I Smile Back isn’t Sarah Silverman’s first foray into drama, but outside of her few supporting roles, this dramatic portrait of a depressed, self-destructive wife and mother is a stark transformation from her typical roles and her familiar comic persona.
We are introduced to Laney Brooks (Silverman) when she is already at her worst; snorting coke on the toilet, completely naked, watching through the window as her husband (Josh Charles) and two children play basketball just outside. Laney completely adores her children and her husband, Bruce, is so clearly enraptured with her even after years of marriage. But after morning kisses and school drop-offs, Laney itches for a respite from her family, finding it in drugs, alcohol and seedy trysts with a fellow parent – a somewhat tired trope that almost reduces her to a bored housewife.
The film’s timeline is a loose jumble of scenes that follow Laney’s despair, self-sabotage, a blink-and-you’ll-miss-it stint in rehab, and the effect her behaviour has on her family. From incidents as small as neglecting middle-school policies to the more damaging like ingesting a cocktail of wine and prescription drugs or a truly unsettling sexual encounter with her daughter’s teddy bear, Laney’s depressive spiral is brutal to watch from start to finish. Sarah Silverman doesn’t pull any punches when it comes to portraying Laney’s misery and recklessness, capable of making audiences feel supremely uncomfortable or disturbed by her actions, whilst maintain her gallows humour. Unfortunately, Paige Dylan and Amy Koppelman’s script fails to burrow beyond the surface of Laney’s unbalanced, selfish behaviour.
Although Laney’s estranged father (Chris Sarandon) is shoehorned into the film in a clumsy attempt to offer backstory and insight into her depression, Laney remains an enigma for most of the film, her motivations only growing vaguer with time. This is only compounded by her seemingly perfect family. Josh Charles has such a knack for charming audiences with his ability to play the role of the ‘good guy’ (RIP Will Gardner) that when paired up against a character that is consistently making harmful choices, it becomes difficult to ever sympathise with anyone else. As ignorant as it would be to write off Laney’s suffering because her family are so attentive and supportive, it continues to raise the same nagging question that the film never adequately answers: What drove Laney to her depression? We see her exhibit dozens of signs of mental illness, but the film shies away from ever examining them in detail.

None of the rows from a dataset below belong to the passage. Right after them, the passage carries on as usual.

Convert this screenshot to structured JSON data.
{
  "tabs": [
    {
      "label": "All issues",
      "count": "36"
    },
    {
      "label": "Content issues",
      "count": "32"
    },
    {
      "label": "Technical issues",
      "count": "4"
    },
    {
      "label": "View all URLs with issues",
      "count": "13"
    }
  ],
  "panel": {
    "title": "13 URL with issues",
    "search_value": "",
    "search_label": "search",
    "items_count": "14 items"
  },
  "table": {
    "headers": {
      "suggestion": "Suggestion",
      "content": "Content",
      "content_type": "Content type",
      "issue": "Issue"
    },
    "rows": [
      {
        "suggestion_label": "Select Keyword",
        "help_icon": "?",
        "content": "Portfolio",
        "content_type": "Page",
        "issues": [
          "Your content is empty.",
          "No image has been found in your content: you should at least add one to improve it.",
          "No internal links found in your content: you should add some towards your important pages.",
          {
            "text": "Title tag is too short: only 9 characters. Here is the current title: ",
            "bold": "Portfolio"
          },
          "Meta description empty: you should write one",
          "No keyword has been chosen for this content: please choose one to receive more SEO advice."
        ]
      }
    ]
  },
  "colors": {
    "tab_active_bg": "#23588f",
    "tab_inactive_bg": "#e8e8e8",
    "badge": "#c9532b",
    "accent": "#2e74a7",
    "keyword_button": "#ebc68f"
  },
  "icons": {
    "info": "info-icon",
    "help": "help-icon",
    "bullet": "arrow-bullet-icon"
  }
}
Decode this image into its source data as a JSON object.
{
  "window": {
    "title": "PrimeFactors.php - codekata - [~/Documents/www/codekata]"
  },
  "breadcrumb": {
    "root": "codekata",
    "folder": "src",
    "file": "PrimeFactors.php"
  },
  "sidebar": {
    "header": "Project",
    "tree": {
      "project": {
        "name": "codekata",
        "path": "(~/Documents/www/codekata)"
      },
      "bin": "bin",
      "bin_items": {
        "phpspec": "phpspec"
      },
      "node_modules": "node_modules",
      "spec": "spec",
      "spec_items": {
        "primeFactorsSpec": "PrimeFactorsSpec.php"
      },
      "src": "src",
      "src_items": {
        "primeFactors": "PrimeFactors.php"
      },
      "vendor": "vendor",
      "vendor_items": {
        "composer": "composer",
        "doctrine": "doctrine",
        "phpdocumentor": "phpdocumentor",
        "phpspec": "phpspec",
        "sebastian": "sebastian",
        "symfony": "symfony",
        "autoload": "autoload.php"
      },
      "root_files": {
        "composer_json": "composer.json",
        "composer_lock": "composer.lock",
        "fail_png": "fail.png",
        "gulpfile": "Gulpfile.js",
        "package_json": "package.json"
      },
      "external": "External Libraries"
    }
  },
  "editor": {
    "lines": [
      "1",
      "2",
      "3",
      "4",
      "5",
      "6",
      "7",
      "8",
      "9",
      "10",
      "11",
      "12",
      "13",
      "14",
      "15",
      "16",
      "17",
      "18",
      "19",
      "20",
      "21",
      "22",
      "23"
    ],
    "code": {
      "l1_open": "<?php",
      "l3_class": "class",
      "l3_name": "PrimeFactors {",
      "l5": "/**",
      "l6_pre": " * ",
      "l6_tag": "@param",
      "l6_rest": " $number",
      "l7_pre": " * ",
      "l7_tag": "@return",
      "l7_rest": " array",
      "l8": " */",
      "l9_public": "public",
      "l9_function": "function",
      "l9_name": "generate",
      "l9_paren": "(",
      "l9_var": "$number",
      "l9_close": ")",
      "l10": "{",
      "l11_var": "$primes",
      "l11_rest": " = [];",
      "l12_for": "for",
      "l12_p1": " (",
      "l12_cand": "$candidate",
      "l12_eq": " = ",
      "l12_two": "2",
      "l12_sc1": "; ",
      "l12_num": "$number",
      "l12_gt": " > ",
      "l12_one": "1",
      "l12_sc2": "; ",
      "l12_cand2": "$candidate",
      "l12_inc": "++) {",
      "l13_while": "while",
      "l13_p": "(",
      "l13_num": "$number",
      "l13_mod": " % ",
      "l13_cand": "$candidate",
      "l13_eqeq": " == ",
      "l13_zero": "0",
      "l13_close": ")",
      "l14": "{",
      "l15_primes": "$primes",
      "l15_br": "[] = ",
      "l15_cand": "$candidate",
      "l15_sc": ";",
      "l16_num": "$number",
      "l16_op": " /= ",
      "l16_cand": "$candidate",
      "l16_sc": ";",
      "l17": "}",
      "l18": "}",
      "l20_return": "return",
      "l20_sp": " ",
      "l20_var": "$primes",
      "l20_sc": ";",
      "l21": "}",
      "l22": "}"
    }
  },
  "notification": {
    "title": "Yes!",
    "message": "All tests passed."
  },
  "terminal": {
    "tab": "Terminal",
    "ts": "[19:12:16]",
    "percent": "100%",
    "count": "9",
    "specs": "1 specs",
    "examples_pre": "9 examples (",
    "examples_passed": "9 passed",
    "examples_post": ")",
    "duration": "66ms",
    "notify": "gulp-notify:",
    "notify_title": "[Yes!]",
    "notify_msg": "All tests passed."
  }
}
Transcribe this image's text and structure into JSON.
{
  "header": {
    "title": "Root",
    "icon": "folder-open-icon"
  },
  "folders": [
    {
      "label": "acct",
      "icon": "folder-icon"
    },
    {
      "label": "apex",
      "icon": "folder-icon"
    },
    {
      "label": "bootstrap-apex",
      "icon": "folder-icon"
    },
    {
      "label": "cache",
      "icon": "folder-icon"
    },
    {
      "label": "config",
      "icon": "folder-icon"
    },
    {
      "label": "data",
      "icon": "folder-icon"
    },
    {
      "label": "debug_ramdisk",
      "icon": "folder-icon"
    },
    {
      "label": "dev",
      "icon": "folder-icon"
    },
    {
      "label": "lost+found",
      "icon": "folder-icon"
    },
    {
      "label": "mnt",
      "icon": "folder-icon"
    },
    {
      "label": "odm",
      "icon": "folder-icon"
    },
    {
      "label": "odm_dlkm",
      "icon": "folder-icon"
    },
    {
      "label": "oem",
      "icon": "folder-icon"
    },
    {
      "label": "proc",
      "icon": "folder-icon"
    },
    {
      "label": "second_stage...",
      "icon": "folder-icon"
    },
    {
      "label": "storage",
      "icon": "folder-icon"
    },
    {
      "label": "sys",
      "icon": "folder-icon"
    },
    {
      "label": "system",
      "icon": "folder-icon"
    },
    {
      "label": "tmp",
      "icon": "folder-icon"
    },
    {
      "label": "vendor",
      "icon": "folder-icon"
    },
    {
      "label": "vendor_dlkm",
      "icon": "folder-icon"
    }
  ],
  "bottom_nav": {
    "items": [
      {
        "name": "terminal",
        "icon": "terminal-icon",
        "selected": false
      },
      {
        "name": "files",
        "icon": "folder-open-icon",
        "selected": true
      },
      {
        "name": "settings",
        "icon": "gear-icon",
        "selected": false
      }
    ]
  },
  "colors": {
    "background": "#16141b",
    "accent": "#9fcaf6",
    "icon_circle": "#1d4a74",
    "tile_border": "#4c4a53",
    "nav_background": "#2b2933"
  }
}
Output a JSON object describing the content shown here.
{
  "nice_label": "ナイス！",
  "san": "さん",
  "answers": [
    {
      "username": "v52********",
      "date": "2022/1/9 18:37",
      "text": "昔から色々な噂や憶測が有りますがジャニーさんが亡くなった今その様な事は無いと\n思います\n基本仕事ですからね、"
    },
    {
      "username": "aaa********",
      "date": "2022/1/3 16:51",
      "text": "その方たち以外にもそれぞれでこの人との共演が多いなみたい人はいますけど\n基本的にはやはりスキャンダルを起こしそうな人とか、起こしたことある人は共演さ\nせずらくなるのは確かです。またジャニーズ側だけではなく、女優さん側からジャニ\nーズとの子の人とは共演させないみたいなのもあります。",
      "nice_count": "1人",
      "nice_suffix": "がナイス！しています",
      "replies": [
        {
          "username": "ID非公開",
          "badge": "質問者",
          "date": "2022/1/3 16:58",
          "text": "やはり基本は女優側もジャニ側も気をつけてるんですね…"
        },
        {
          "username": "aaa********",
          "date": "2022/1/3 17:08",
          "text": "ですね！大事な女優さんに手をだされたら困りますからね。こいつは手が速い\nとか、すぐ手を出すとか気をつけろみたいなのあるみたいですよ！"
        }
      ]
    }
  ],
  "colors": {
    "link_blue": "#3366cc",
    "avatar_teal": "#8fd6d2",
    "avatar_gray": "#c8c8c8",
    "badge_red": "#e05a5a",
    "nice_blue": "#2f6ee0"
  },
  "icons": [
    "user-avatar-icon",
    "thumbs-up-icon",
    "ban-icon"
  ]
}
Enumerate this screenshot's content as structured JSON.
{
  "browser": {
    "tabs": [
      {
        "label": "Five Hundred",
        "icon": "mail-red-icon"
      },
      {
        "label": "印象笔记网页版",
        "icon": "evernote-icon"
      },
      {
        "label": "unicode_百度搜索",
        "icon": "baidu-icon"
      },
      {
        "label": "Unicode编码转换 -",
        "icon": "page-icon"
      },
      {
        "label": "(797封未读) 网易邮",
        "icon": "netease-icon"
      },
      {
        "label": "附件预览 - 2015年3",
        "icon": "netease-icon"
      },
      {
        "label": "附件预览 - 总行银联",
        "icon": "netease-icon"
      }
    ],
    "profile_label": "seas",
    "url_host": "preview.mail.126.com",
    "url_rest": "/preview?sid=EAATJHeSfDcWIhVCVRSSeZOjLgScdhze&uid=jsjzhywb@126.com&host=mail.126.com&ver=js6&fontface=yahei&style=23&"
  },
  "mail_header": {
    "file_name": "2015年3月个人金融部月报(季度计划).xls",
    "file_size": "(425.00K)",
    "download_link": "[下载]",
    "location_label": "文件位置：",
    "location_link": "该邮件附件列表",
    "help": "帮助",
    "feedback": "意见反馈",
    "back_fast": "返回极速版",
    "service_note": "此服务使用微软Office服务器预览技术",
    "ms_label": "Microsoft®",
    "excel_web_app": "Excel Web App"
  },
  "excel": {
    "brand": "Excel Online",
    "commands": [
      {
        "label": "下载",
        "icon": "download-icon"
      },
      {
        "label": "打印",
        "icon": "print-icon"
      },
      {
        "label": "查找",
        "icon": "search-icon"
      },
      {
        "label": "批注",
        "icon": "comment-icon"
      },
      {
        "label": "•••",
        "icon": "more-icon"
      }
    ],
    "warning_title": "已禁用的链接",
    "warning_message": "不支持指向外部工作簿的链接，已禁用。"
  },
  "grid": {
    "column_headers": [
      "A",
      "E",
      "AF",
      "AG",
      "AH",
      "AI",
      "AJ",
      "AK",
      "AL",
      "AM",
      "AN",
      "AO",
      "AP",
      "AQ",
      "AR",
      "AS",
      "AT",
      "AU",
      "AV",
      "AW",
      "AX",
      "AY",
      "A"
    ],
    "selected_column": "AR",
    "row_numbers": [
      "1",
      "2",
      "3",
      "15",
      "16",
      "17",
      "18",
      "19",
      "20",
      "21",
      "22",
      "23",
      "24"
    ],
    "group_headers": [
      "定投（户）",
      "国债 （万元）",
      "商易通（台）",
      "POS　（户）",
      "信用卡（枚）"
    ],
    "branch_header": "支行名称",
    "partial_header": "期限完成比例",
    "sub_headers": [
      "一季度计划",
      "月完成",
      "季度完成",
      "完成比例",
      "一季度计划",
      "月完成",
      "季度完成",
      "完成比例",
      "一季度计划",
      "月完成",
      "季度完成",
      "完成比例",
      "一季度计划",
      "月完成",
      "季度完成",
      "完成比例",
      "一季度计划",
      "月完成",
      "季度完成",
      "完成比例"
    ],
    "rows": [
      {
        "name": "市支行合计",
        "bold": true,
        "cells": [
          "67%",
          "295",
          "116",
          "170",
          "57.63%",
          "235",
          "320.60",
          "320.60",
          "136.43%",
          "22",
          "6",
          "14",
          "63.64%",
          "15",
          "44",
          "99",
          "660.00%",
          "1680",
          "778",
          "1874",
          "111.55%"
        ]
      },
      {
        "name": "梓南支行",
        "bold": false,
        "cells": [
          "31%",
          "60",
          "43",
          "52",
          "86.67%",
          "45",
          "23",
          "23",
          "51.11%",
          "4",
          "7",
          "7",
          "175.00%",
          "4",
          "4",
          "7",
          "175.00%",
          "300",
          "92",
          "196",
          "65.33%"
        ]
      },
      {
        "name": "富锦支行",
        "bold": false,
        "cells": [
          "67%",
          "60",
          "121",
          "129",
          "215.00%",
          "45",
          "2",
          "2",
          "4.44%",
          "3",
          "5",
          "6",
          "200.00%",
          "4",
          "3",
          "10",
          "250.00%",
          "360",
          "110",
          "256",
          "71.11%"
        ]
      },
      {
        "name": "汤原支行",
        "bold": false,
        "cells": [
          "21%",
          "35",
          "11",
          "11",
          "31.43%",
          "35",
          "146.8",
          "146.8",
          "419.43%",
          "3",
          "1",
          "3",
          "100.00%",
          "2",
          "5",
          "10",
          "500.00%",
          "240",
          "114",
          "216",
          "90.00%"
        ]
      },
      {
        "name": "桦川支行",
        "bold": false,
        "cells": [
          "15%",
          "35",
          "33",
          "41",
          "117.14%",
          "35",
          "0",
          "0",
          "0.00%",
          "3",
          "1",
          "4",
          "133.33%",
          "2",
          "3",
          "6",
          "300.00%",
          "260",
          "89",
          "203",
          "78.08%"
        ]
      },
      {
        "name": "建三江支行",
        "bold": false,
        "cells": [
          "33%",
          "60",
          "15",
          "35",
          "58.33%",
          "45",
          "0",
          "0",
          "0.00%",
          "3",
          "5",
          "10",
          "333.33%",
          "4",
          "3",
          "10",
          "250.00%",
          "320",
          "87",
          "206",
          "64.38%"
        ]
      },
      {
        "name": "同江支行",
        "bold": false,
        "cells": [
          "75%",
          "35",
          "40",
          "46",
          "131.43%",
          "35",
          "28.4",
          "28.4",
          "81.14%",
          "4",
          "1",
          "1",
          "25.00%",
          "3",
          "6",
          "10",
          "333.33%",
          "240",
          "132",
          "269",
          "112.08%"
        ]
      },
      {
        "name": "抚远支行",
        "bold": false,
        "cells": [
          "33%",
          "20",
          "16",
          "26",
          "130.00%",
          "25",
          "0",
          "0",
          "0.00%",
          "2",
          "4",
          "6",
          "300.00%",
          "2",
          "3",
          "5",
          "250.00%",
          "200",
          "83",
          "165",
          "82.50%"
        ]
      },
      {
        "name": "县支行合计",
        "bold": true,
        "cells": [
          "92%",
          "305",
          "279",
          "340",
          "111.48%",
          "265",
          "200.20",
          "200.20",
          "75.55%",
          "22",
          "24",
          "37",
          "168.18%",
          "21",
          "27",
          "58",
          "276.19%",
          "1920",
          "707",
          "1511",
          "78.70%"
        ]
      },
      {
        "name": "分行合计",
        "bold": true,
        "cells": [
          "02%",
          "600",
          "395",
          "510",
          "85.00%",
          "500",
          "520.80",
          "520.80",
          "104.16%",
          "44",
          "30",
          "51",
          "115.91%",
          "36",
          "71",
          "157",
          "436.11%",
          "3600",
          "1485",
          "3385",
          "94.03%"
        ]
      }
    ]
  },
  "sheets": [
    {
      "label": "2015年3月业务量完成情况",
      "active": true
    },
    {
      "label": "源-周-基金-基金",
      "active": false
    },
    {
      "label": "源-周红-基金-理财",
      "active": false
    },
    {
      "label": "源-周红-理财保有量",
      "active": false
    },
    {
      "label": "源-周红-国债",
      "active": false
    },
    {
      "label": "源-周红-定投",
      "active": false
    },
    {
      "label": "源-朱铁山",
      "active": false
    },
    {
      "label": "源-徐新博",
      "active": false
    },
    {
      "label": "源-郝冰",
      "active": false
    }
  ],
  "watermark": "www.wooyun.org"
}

At a running time of eighty minutes, I Smile Back is brief, ending so abruptly and without a shred of resolution that the preceding scenes become somewhat superfluous. Aside from providing Silverman with a number of meaty, dramatic scenes to to sink her teeth into, I Smile Back presents only a shallow representation of mental illness that never lives up to its potential.
THE REEL SCORE: 5/10